Records from a dataset
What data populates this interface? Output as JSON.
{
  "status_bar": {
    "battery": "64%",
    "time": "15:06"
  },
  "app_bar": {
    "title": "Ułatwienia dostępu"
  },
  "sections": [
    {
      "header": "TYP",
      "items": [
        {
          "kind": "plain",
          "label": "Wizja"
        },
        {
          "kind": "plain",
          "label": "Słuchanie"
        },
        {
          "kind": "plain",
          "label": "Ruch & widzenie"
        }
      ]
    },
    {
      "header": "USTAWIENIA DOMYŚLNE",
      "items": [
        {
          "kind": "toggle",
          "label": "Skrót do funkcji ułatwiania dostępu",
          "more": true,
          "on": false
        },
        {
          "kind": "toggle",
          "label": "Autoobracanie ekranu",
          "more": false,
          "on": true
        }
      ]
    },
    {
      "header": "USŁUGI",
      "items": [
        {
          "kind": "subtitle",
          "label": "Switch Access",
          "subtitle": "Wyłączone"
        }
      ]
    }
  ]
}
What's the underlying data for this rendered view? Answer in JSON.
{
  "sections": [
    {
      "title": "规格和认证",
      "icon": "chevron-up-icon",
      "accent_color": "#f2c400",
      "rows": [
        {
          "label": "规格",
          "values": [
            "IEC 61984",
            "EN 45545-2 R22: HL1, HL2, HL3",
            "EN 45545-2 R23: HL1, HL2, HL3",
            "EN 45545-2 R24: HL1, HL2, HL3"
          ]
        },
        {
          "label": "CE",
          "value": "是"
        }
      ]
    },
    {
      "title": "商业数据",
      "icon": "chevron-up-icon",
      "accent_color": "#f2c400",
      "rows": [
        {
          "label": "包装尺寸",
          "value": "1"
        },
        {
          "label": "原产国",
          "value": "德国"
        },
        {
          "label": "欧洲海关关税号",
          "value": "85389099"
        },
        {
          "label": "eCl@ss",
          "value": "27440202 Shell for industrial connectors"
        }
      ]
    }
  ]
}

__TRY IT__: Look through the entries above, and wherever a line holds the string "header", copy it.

__SOLUTION TO THIS PROBLEM__:
      "header": "TYP",
      "header": "USTAWIENIA DOMYŚLNE",
      "header": "USŁUGI",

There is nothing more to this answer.